Moderators with their own marketing agenda can turn social media into what seems like a rigged game, but the power of the position can also backfire harshly when conflicts of interest are shown and the scam is revealed.
If you’ve ever tried to get your favorite story or link of the day on to the front page of a social bookmarking site, you probably know the importance of having some strategic alliance with so-called power users. The only thing better than working with a popular user would be to become a moderator of the service yourself. While all of these sites primarily sort and rank submissions based on votes, there are also a lot of things that moderators can do behind the scenes to influence the elections… even deleting submissions and banning users that compete with their own financial interests.
Saydrah and the Reddit Drama
Reddit has been my favorite place for debate over the last few years. There aren’t a lot of places online with really good political debate that aren’t entirely biased toward one party or the other, so this place ends up becoming one of my top unproductive online hobbies.
Anyway, not long after I joined up they started to divide topics in to subreddits so people could better customize their top stories page or just focus on one specific thing they’re interested in. Sounds like a great idea, but they also decided this would be a great time to introduce moderators for each subreddit – someone who could be responsible for deleting offtopic and spammy submissions.
Unfortunately, this gave the mods a lot of power to decide what goes up to the front page – and there wasn’t really any check or review on this power unless a subreddit had multiple moderators. Of course, that’s like trusting the CEOs and politicians to “self-regulate” and just do the right thing!
So anyway, this last weekend someone put 2 and 2 together and realized that one of Reddit’s most active moderators is also actually an online marketing professional whose LinkedIn profiles and resumes brag about social media influence and the ability to drive large amounts of traffic through viral marketing methods.
Pride (and power) Before a Fall
Of course, as a moderator, Saydrah was able to submit dozens of links in a short amount of time – without ever running the risk of getting caught by the “invisible” filter that so many other legitimate users get stuck in. I’ll have to write about the way this filter works more later, because its a particularly ingenious (and diabolical!) way to deal with spam.
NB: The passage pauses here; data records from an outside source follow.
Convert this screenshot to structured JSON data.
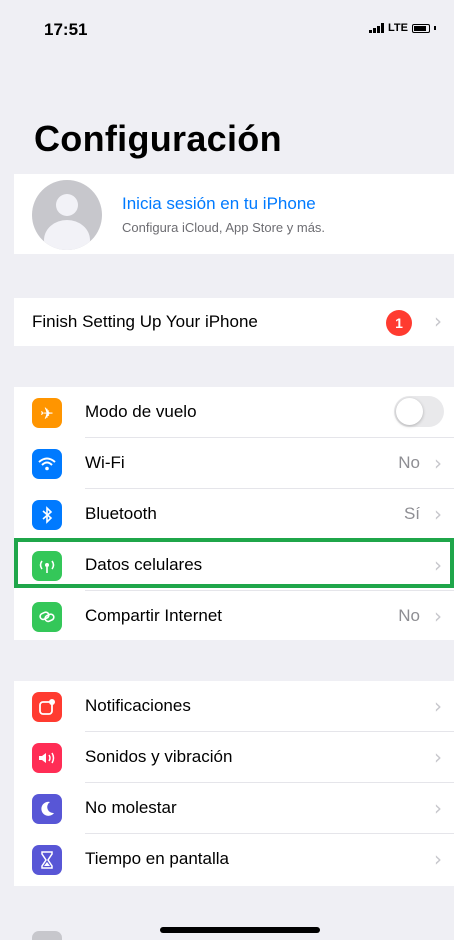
{
  "status": {
    "time": "17:51",
    "network": "LTE"
  },
  "title": "Configuración",
  "profile": {
    "title": "Inicia sesión en tu iPhone",
    "subtitle": "Configura iCloud, App Store y más."
  },
  "finish": {
    "label": "Finish Setting Up Your iPhone",
    "badge": "1"
  },
  "group1": [
    {
      "label": "Modo de vuelo",
      "icon": "airplane-icon",
      "color": "#ff9500",
      "toggle": false
    },
    {
      "label": "Wi-Fi",
      "value": "No",
      "icon": "wifi-icon",
      "color": "#007aff"
    },
    {
      "label": "Bluetooth",
      "value": "Sí",
      "icon": "bluetooth-icon",
      "color": "#007aff"
    },
    {
      "label": "Datos celulares",
      "value": "",
      "icon": "cellular-icon",
      "color": "#34c759"
    },
    {
      "label": "Compartir Internet",
      "value": "No",
      "icon": "hotspot-icon",
      "color": "#34c759"
    }
  ],
  "group2": [
    {
      "label": "Notificaciones",
      "icon": "notifications-icon",
      "color": "#ff3b30"
    },
    {
      "label": "Sonidos y vibración",
      "icon": "sounds-icon",
      "color": "#ff2d55"
    },
    {
      "label": "No molestar",
      "icon": "moon-icon",
      "color": "#5856d6"
    },
    {
      "label": "Tiempo en pantalla",
      "icon": "hourglass-icon",
      "color": "#5856d6"
    }
  ],
  "chevron": "›"
}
Its incredibly effective, but its a little bit scary and chilling as well.
Anyway, Saydrah easily got close to 100,000 karma (or net “upvotes” minus “downvotes” from other members) with her linked submissions, and when you start to think about the viral nature of backlinks from social bookmarking sites you can easily imagine how this kind of positioning gave her the power to build hundreds of thousands of backlinks over the last year or so. Literally, the power of moderation here is like the power to assign pagerank to any domains and pages you want, and people started to notice the trend of links pointing toward cute animal pictures hosted on SEO sites.
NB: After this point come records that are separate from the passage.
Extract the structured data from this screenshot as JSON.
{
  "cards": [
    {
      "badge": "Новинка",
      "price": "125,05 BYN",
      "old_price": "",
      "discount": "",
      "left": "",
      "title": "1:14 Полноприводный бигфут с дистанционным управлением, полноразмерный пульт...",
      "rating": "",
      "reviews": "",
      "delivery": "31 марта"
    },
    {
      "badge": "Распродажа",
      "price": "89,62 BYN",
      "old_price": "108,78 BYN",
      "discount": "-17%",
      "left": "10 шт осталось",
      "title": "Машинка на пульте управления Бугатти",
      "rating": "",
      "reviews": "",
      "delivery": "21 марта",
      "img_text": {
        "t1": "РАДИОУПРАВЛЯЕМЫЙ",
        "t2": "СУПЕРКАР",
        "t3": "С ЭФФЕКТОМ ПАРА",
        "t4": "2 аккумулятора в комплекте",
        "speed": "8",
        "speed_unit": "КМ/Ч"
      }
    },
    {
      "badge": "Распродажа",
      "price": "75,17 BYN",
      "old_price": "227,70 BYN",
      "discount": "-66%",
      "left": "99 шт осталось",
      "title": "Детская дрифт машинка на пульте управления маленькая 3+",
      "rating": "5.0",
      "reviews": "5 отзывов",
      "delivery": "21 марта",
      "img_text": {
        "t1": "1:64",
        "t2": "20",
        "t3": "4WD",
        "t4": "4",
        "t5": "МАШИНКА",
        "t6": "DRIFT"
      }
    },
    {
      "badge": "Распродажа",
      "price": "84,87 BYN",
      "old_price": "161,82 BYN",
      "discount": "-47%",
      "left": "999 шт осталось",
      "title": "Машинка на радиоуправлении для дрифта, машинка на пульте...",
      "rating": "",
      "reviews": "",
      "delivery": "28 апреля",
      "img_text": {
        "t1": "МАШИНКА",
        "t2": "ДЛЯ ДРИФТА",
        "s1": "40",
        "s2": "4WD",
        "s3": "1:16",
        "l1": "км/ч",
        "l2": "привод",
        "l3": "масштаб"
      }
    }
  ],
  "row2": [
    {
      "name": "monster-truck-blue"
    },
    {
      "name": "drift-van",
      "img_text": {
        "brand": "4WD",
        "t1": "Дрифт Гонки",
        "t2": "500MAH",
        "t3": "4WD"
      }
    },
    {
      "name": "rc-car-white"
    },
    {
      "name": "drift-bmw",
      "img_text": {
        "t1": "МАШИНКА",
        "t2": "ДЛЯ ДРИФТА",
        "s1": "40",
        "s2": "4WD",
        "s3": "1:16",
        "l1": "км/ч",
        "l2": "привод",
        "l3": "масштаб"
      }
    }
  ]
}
Well guess what, no one likes getting tricked and the backlash against Saydrah was immediate. People hunted down her personal information and her employers’ contacts, and they set out to attack her personally and professionally. Now I don’t agree with what she did necessarily because the conflict of interest is a real ethical no-no, but the lesson I see is that the punishment may be even worse than what she deserved.
I can imagine that it would be kind of difficult to get future work in online marketing with that kind of following of people who hate you!
Learning from her mistakes
There are basically two important lessons here. Be honest, and avoid powerful positions that create obvious conflicts of interest.
Sometimes I write up my own political rants and submit them off to Reddit. The sites aren’t blatantly commercial, but even when someone does complain about the ads pushed off in the corner I’ll own up to the fact that my time and hosting isn’t free. Unless you’ve got those autoplaying audio/video ads, ridiculous popups, broken up content, or annoying flashing animation, people are fairly tolerant of an advertisement or two. Just be honest and up front if the topic of commercial interest comes up.
Avoiding Blatant Conflicts of Interest:
If you’re in a position where you feel like you can’t fess up to your financial interests, then you’re not in a very good position! I wouldn’t submit these political essays if someone could dig up some ties to a political party or politically active corporation, much in the same way I wouldn’t subject an affiliate product sales page to the scrutiny of a social site like Reddit or Digg. People just have a sense about phonies and hacks, and its better to not even test it in a place where you might tick off an angry mob.